Action item -
Print the data that follows without changing a single word.

Source records section start

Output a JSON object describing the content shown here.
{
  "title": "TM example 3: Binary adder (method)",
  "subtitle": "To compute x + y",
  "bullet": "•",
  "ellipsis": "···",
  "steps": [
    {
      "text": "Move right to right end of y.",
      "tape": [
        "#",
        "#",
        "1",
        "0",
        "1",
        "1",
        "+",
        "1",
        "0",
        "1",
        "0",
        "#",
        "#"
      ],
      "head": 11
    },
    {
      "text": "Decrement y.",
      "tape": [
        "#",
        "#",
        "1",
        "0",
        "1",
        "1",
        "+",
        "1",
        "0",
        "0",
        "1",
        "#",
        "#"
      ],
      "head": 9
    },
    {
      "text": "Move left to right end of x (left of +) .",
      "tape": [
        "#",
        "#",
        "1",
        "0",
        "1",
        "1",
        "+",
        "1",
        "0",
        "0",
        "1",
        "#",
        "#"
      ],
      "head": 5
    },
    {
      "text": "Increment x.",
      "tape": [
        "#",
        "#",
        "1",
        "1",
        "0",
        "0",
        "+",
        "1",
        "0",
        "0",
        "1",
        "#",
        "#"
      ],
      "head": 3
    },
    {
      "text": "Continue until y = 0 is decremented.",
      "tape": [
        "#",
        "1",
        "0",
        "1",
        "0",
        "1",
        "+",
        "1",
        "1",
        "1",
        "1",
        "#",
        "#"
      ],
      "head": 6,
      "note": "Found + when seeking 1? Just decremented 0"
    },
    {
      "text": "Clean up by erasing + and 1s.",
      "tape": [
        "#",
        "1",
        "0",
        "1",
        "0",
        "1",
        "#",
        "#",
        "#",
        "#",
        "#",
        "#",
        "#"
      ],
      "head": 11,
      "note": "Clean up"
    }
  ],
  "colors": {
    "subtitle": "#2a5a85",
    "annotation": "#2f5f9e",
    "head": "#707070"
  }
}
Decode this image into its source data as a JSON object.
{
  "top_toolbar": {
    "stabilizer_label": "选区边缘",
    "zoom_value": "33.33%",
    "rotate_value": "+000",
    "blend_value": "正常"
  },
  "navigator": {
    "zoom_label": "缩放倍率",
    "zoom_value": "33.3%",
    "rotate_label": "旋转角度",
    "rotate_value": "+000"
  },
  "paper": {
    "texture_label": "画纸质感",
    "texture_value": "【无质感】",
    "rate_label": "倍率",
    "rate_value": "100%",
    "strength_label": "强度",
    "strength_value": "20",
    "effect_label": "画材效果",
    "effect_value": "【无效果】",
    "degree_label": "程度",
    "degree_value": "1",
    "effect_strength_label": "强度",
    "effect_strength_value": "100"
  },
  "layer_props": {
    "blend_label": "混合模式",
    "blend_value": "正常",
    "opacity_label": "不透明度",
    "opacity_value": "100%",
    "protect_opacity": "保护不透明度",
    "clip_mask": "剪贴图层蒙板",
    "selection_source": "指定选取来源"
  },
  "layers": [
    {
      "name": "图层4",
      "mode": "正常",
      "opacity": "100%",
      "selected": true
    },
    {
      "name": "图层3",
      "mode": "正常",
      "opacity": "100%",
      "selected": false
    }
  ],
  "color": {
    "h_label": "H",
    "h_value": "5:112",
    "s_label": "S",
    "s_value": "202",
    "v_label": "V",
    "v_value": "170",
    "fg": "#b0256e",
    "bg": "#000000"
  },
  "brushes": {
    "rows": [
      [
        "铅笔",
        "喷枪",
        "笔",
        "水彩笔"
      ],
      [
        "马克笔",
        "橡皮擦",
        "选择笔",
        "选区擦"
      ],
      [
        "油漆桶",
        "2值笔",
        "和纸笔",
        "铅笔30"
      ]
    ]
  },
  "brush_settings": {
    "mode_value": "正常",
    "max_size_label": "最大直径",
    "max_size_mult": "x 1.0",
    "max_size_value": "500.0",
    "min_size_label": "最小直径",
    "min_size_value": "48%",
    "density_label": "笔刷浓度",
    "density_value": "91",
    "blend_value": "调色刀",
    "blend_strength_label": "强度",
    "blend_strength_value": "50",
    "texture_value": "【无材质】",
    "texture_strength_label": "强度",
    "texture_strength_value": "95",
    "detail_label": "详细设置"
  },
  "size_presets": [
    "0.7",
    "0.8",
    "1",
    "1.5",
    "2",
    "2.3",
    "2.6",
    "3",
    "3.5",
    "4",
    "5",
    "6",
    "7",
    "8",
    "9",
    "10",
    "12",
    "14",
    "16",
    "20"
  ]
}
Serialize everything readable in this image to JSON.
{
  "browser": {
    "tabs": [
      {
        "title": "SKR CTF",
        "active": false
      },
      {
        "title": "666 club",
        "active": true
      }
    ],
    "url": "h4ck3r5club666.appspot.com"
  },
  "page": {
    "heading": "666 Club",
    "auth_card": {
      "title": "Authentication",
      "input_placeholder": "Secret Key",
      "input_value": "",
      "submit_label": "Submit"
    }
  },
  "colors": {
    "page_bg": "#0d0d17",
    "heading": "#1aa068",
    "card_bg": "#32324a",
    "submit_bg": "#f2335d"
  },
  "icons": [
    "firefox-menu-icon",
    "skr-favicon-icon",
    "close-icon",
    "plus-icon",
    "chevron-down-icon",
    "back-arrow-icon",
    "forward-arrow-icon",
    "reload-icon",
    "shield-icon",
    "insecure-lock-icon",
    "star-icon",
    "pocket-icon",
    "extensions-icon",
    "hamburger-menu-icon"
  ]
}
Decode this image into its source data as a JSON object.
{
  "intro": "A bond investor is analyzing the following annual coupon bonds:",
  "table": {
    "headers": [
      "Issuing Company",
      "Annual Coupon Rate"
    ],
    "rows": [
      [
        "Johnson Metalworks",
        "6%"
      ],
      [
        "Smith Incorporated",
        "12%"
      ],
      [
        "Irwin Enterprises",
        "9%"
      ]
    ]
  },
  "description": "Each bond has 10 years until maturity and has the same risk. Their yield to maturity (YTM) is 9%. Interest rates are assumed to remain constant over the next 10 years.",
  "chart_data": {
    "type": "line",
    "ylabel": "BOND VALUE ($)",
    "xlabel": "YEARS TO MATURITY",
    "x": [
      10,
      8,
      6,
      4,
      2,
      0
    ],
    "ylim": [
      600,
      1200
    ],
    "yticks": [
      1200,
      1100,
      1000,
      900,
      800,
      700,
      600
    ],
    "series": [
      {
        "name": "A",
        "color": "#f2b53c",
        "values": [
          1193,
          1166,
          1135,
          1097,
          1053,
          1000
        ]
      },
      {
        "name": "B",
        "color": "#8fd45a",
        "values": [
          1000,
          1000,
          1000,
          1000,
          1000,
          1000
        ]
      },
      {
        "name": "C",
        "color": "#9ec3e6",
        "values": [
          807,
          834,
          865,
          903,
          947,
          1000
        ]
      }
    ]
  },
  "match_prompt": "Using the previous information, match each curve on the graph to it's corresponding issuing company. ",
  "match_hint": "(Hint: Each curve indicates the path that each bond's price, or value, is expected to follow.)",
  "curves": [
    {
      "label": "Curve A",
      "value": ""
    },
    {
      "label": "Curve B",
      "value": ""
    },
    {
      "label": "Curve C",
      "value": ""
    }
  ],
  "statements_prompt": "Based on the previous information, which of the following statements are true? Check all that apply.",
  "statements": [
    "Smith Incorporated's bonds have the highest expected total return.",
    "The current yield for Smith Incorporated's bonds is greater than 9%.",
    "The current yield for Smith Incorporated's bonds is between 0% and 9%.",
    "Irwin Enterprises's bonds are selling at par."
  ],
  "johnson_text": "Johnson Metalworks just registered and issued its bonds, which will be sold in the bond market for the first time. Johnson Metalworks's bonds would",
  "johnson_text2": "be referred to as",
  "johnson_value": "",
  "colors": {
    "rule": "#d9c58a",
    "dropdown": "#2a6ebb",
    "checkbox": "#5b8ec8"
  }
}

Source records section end

Result -
Output a JSON object describing the content shown here.
{
  "title": "TM example 3: Binary adder (method)",
  "subtitle": "To compute x + y",
  "bullet": "•",
  "ellipsis": "···",
  "steps": [
    {
      "text": "Move right to right end of y.",
      "tape": [
        "#",
        "#",
        "1",
        "0",
        "1",
        "1",
        "+",
        "1",
        "0",
        "1",
        "0",
        "#",
        "#"
      ],
      "head": 11
    },
    {
      "text": "Decrement y.",
      "tape": [
        "#",
        "#",
        "1",
        "0",
        "1",
        "1",
        "+",
        "1",
        "0",
        "0",
        "1",
        "#",
        "#"
      ],
      "head": 9
    },
    {
      "text": "Move left to right end of x (left of +) .",
      "tape": [
        "#",
        "#",
        "1",
        "0",
        "1",
        "1",
        "+",
        "1",
        "0",
        "0",
        "1",
        "#",
        "#"
      ],
      "head": 5
    },
    {
      "text": "Increment x.",
      "tape": [
        "#",
        "#",
        "1",
        "1",
        "0",
        "0",
        "+",
        "1",
        "0",
        "0",
        "1",
        "#",
        "#"
      ],
      "head": 3
    },
    {
      "text": "Continue until y = 0 is decremented.",
      "tape": [
        "#",
        "1",
        "0",
        "1",
        "0",
        "1",
        "+",
        "1",
        "1",
        "1",
        "1",
        "#",
        "#"
      ],
      "head": 6,
      "note": "Found + when seeking 1? Just decremented 0"
    },
    {
      "text": "Clean up by erasing + and 1s.",
      "tape": [
        "#",
        "1",
        "0",
        "1",
        "0",
        "1",
        "#",
        "#",
        "#",
        "#",
        "#",
        "#",
        "#"
      ],
      "head": 11,
      "note": "Clean up"
    }
  ],
  "colors": {
    "subtitle": "#2a5a85",
    "annotation": "#2f5f9e",
    "head": "#707070"
  }
}
Decode this image into its source data as a JSON object.
{
  "top_toolbar": {
    "stabilizer_label": "选区边缘",
    "zoom_value": "33.33%",
    "rotate_value": "+000",
    "blend_value": "正常"
  },
  "navigator": {
    "zoom_label": "缩放倍率",
    "zoom_value": "33.3%",
    "rotate_label": "旋转角度",
    "rotate_value": "+000"
  },
  "paper": {
    "texture_label": "画纸质感",
    "texture_value": "【无质感】",
    "rate_label": "倍率",
    "rate_value": "100%",
    "strength_label": "强度",
    "strength_value": "20",
    "effect_label": "画材效果",
    "effect_value": "【无效果】",
    "degree_label": "程度",
    "degree_value": "1",
    "effect_strength_label": "强度",
    "effect_strength_value": "100"
  },
  "layer_props": {
    "blend_label": "混合模式",
    "blend_value": "正常",
    "opacity_label": "不透明度",
    "opacity_value": "100%",
    "protect_opacity": "保护不透明度",
    "clip_mask": "剪贴图层蒙板",
    "selection_source": "指定选取来源"
  },
  "layers": [
    {
      "name": "图层4",
      "mode": "正常",
      "opacity": "100%",
      "selected": true
    },
    {
      "name": "图层3",
      "mode": "正常",
      "opacity": "100%",
      "selected": false
    }
  ],
  "color": {
    "h_label": "H",
    "h_value": "5:112",
    "s_label": "S",
    "s_value": "202",
    "v_label": "V",
    "v_value": "170",
    "fg": "#b0256e",
    "bg": "#000000"
  },
  "brushes": {
    "rows": [
      [
        "铅笔",
        "喷枪",
        "笔",
        "水彩笔"
      ],
      [
        "马克笔",
        "橡皮擦",
        "选择笔",
        "选区擦"
      ],
      [
        "油漆桶",
        "2值笔",
        "和纸笔",
        "铅笔30"
      ]
    ]
  },
  "brush_settings": {
    "mode_value": "正常",
    "max_size_label": "最大直径",
    "max_size_mult": "x 1.0",
    "max_size_value": "500.0",
    "min_size_label": "最小直径",
    "min_size_value": "48%",
    "density_label": "笔刷浓度",
    "density_value": "91",
    "blend_value": "调色刀",
    "blend_strength_label": "强度",
    "blend_strength_value": "50",
    "texture_value": "【无材质】",
    "texture_strength_label": "强度",
    "texture_strength_value": "95",
    "detail_label": "详细设置"
  },
  "size_presets": [
    "0.7",
    "0.8",
    "1",
    "1.5",
    "2",
    "2.3",
    "2.6",
    "3",
    "3.5",
    "4",
    "5",
    "6",
    "7",
    "8",
    "9",
    "10",
    "12",
    "14",
    "16",
    "20"
  ]
}
Serialize everything readable in this image to JSON.
{
  "browser": {
    "tabs": [
      {
        "title": "SKR CTF",
        "active": false
      },
      {
        "title": "666 club",
        "active": true
      }
    ],
    "url": "h4ck3r5club666.appspot.com"
  },
  "page": {
    "heading": "666 Club",
    "auth_card": {
      "title": "Authentication",
      "input_placeholder": "Secret Key",
      "input_value": "",
      "submit_label": "Submit"
    }
  },
  "colors": {
    "page_bg": "#0d0d17",
    "heading": "#1aa068",
    "card_bg": "#32324a",
    "submit_bg": "#f2335d"
  },
  "icons": [
    "firefox-menu-icon",
    "skr-favicon-icon",
    "close-icon",
    "plus-icon",
    "chevron-down-icon",
    "back-arrow-icon",
    "forward-arrow-icon",
    "reload-icon",
    "shield-icon",
    "insecure-lock-icon",
    "star-icon",
    "pocket-icon",
    "extensions-icon",
    "hamburger-menu-icon"
  ]
}
Decode this image into its source data as a JSON object.
{
  "intro": "A bond investor is analyzing the following annual coupon bonds:",
  "table": {
    "headers": [
      "Issuing Company",
      "Annual Coupon Rate"
    ],
    "rows": [
      [
        "Johnson Metalworks",
        "6%"
      ],
      [
        "Smith Incorporated",
        "12%"
      ],
      [
        "Irwin Enterprises",
        "9%"
      ]
    ]
  },
  "description": "Each bond has 10 years until maturity and has the same risk. Their yield to maturity (YTM) is 9%. Interest rates are assumed to remain constant over the next 10 years.",
  "chart_data": {
    "type": "line",
    "ylabel": "BOND VALUE ($)",
    "xlabel": "YEARS TO MATURITY",
    "x": [
      10,
      8,
      6,
      4,
      2,
      0
    ],
    "ylim": [
      600,
      1200
    ],
    "yticks": [
      1200,
      1100,
      1000,
      900,
      800,
      700,
      600
    ],
    "series": [
      {
        "name": "A",
        "color": "#f2b53c",
        "values": [
          1193,
          1166,
          1135,
          1097,
          1053,
          1000
        ]
      },
      {
        "name": "B",
        "color": "#8fd45a",
        "values": [
          1000,
          1000,
          1000,
          1000,
          1000,
          1000
        ]
      },
      {
        "name": "C",
        "color": "#9ec3e6",
        "values": [
          807,
          834,
          865,
          903,
          947,
          1000
        ]
      }
    ]
  },
  "match_prompt": "Using the previous information, match each curve on the graph to it's corresponding issuing company. ",
  "match_hint": "(Hint: Each curve indicates the path that each bond's price, or value, is expected to follow.)",
  "curves": [
    {
      "label": "Curve A",
      "value": ""
    },
    {
      "label": "Curve B",
      "value": ""
    },
    {
      "label": "Curve C",
      "value": ""
    }
  ],
  "statements_prompt": "Based on the previous information, which of the following statements are true? Check all that apply.",
  "statements": [
    "Smith Incorporated's bonds have the highest expected total return.",
    "The current yield for Smith Incorporated's bonds is greater than 9%.",
    "The current yield for Smith Incorporated's bonds is between 0% and 9%.",
    "Irwin Enterprises's bonds are selling at par."
  ],
  "johnson_text": "Johnson Metalworks just registered and issued its bonds, which will be sold in the bond market for the first time. Johnson Metalworks's bonds would",
  "johnson_text2": "be referred to as",
  "johnson_value": "",
  "colors": {
    "rule": "#d9c58a",
    "dropdown": "#2a6ebb",
    "checkbox": "#5b8ec8"
  }
}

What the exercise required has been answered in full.